Robert G. Ingersoll Oratory Contest Brings ‘The Great Agnostic to Life’
November 11, 2009
Washington, DC, October 2009 -- The words of Robert Green Ingersoll, the 19th century “Great Agnostic,” rang out in Washington’s Dupont Circle in October as 14 people competed for prizes by reading excerpts of his lectures, essays, and other writings. The participants in the first annual Robert G. Ingersoll Oratory Contest brought to life Ingersoll’s critiques of religion, defense of women’s rights and civil rights, and homage to Thomas Paine. The contest was sponsored by the Washington Area Secular Humanists (WASH), the Center for Inquiry DC, and the American Humanist Association as a way to revive interest in Ingersoll--a great orator, Civil War veteran, successful lawyer and political speaker who has been neglected by history.
The Robert Green Ingersoll Birthplace Museum, a project of the Council for Secular Humanism, also offered support to the Oct. 4 contest, which was held outdoors so that Ingersoll’s message could be heard by the general public.
The top prize, awarded by a panel of three local judges, went to James B. Tinsley of Fort Smith, Ark., a writer, historian and historical character performer who runs a Robert Green Ingersoll Renewal and Restoration Project. (More information is available at www.rgingersollprojectblog.com.) He says when he discovered Ingersoll in college, he realized he had “found a truly honest and brilliant kindred spirit.” He adds: “I was also dumbfounded to discover that neither I, nor anyone I spoke with, had ever heard of Ingersoll.”
Tinsley read passages – completely from memory -- from Ingersoll’s lectures “The Gods” and “Thomas Paine.”
He won $150 and a rare original period poster including a color gravure photo of Ingersoll with his grandchildren, a quote from “Love,” and a facsimile signature.
The other winners were:
Second place: Jamila Bey of Washington, DC, who read Ingersoll’s essay “What I Want for Christmas.” She won $100 and two books by Ingersoll, On the Gods and Other Essays and Superstition and Other Essays.
Third Place: Stuart Jordan of Greenbelt, Md., a volunteer science adviser to the Center for Inquiry Office of Public Policy. He read an excerpt from Ingersoll’s lecture “The Liberty of Man, Woman and Child.” He won $75 and an audio CD of selected Ingersoll works read by a Shakespearean actor.
Fourth Place: Tie between Saul Penn of Silver Spring, Md., a retired systems analyst, and Lynne Williamson of Arlington, Va., a program manager.
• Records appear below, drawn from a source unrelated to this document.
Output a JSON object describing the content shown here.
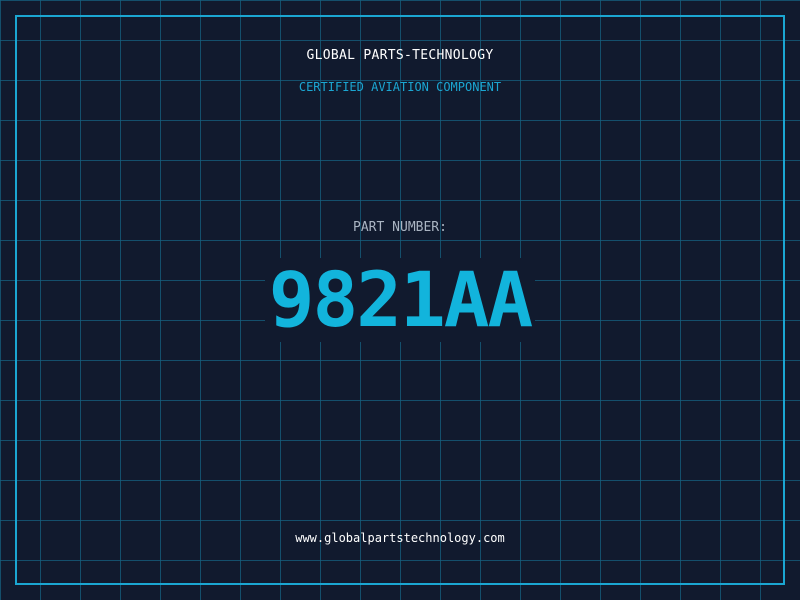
{
  "header": {
    "company": "GLOBAL PARTS-TECHNOLOGY",
    "tagline": "CERTIFIED AVIATION COMPONENT"
  },
  "part": {
    "label": "PART NUMBER:",
    "number": "9821AA"
  },
  "footer": {
    "website": "www.globalpartstechnology.com"
  },
  "colors": {
    "background": "#111a2e",
    "grid": "#166080",
    "accent": "#1ba6d2",
    "part_number": "#12b4dc",
    "text": "#ffffff",
    "label": "#aab4c2"
  }
}
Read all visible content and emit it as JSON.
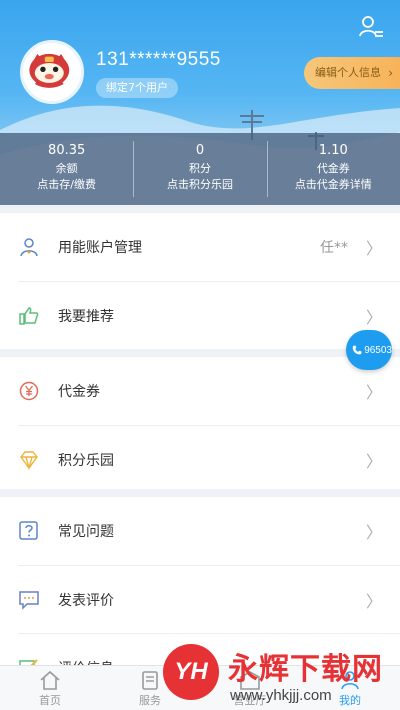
{
  "header": {
    "phone": "131******9555",
    "bind_badge": "绑定7个用户",
    "edit_label": "编辑个人信息",
    "edit_chevron": "›"
  },
  "stats": [
    {
      "value": "80.35",
      "label": "余额",
      "action": "点击存/缴费"
    },
    {
      "value": "0",
      "label": "积分",
      "action": "点击积分乐园"
    },
    {
      "value": "1.10",
      "label": "代金券",
      "action": "点击代金券详情"
    }
  ],
  "sections": {
    "account": [
      {
        "label": "用能账户管理",
        "extra": "任**",
        "icon": "user-account-icon"
      },
      {
        "label": "我要推荐",
        "icon": "thumbs-up-icon"
      }
    ],
    "rewards": [
      {
        "label": "代金券",
        "icon": "yen-coupon-icon"
      },
      {
        "label": "积分乐园",
        "icon": "diamond-icon"
      }
    ],
    "support": [
      {
        "label": "常见问题",
        "icon": "question-icon"
      },
      {
        "label": "发表评价",
        "icon": "comment-icon"
      },
      {
        "label": "评价信息",
        "icon": "edit-icon"
      }
    ]
  },
  "float_call": {
    "number": "96503"
  },
  "tabbar": [
    {
      "label": "首页",
      "icon": "home-icon"
    },
    {
      "label": "服务",
      "icon": "service-icon"
    },
    {
      "label": "营业厅",
      "icon": "hall-icon"
    },
    {
      "label": "我的",
      "icon": "profile-icon",
      "active": true
    }
  ],
  "watermark": {
    "logo": "YH",
    "title": "永辉下载网",
    "url": "www.yhkjjj.com"
  },
  "colors": {
    "accent": "#2b9cf2",
    "header_top": "#39a5ee",
    "edit_button": "#f7b35a",
    "watermark": "#e63135"
  }
}
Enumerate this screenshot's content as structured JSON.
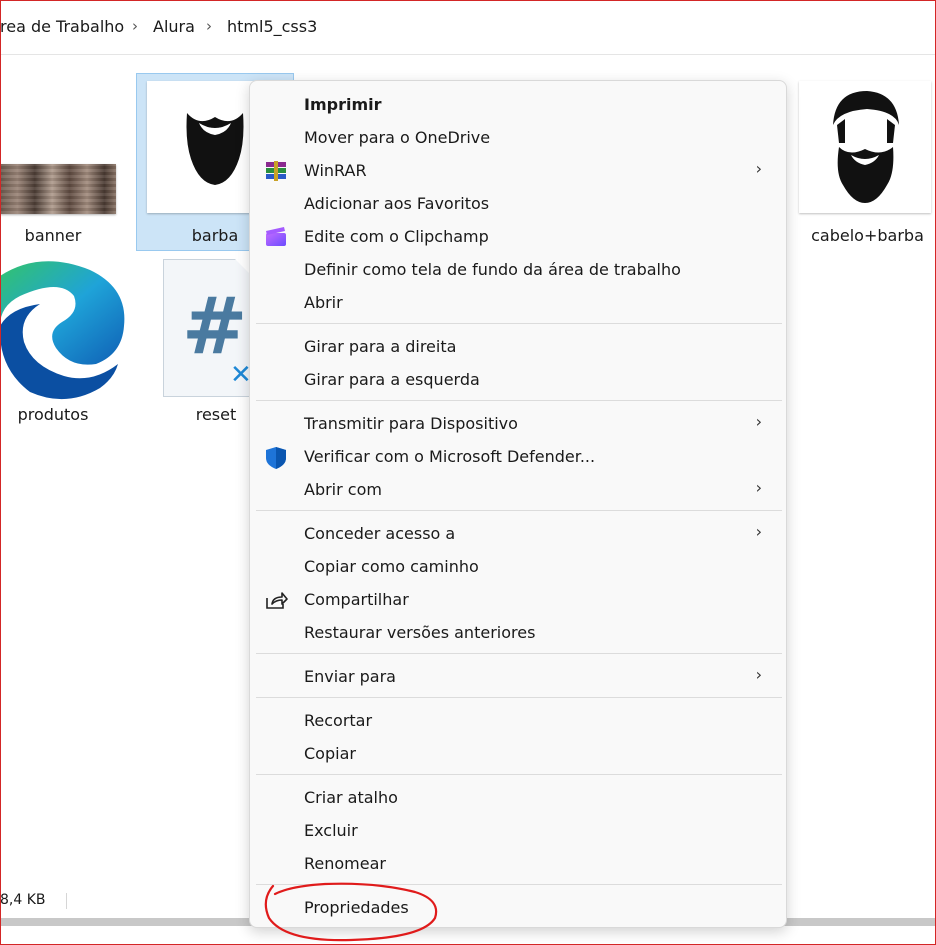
{
  "breadcrumb": {
    "items": [
      "rea de Trabalho",
      "Alura",
      "html5_css3"
    ],
    "separator": "›"
  },
  "files": {
    "banner": "banner",
    "barba": "barba",
    "cabelo_barba": "cabelo+barba",
    "produtos": "produtos",
    "reset": "reset"
  },
  "status": {
    "size": "8,4 KB"
  },
  "menu": {
    "groups": [
      [
        {
          "label": "Imprimir",
          "bold": true
        },
        {
          "label": "Mover para o OneDrive"
        },
        {
          "label": "WinRAR",
          "icon": "winrar-icon",
          "submenu": true
        },
        {
          "label": "Adicionar aos Favoritos"
        },
        {
          "label": "Edite com o Clipchamp",
          "icon": "clipchamp-icon"
        },
        {
          "label": "Definir como tela de fundo da área de trabalho"
        },
        {
          "label": "Abrir"
        }
      ],
      [
        {
          "label": "Girar para a direita"
        },
        {
          "label": "Girar para a esquerda"
        }
      ],
      [
        {
          "label": "Transmitir para Dispositivo",
          "submenu": true
        },
        {
          "label": "Verificar com o Microsoft Defender...",
          "icon": "defender-shield-icon"
        },
        {
          "label": "Abrir com",
          "submenu": true
        }
      ],
      [
        {
          "label": "Conceder acesso a",
          "submenu": true
        },
        {
          "label": "Copiar como caminho"
        },
        {
          "label": "Compartilhar",
          "icon": "share-icon"
        },
        {
          "label": "Restaurar versões anteriores"
        }
      ],
      [
        {
          "label": "Enviar para",
          "submenu": true
        }
      ],
      [
        {
          "label": "Recortar"
        },
        {
          "label": "Copiar"
        }
      ],
      [
        {
          "label": "Criar atalho"
        },
        {
          "label": "Excluir"
        },
        {
          "label": "Renomear"
        }
      ],
      [
        {
          "label": "Propriedades"
        }
      ]
    ],
    "chevron": "›"
  },
  "colors": {
    "selection": "#cce4f7",
    "annotation": "#e01b1b",
    "frame": "#d32626"
  }
}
Penn read excerpts of two lectures, “What Would You Substitute for the Bible as a Moral Guide?” and “The Liberty of Man, Woman and Child” (focusing on a critique of Napoleon Bonaparte). Williamson read excerpts from Ingersoll’s preface to Helen Hamilton Gardener’s book Men, Women and Gods. The two contestants shared a $50 prize.
About 75 or 80 people attended the Ingersoll contest, including numerous passersby who stopped to watch or take fliers about the event. The organizers were heartened by the response to their initial effort and plan to make the competition an annual event. “We will work next year to spread the word about the contest even further so we can help educate Americans about an important part of their heritage,” said Steven Lowe, a WASH board member who led the contest’s planning efforts.
For more information about the contest, including videos of the presentations, see http://ingersollcontest.wordpress.com. Write to Ingersoll@wash.com with questions or comments.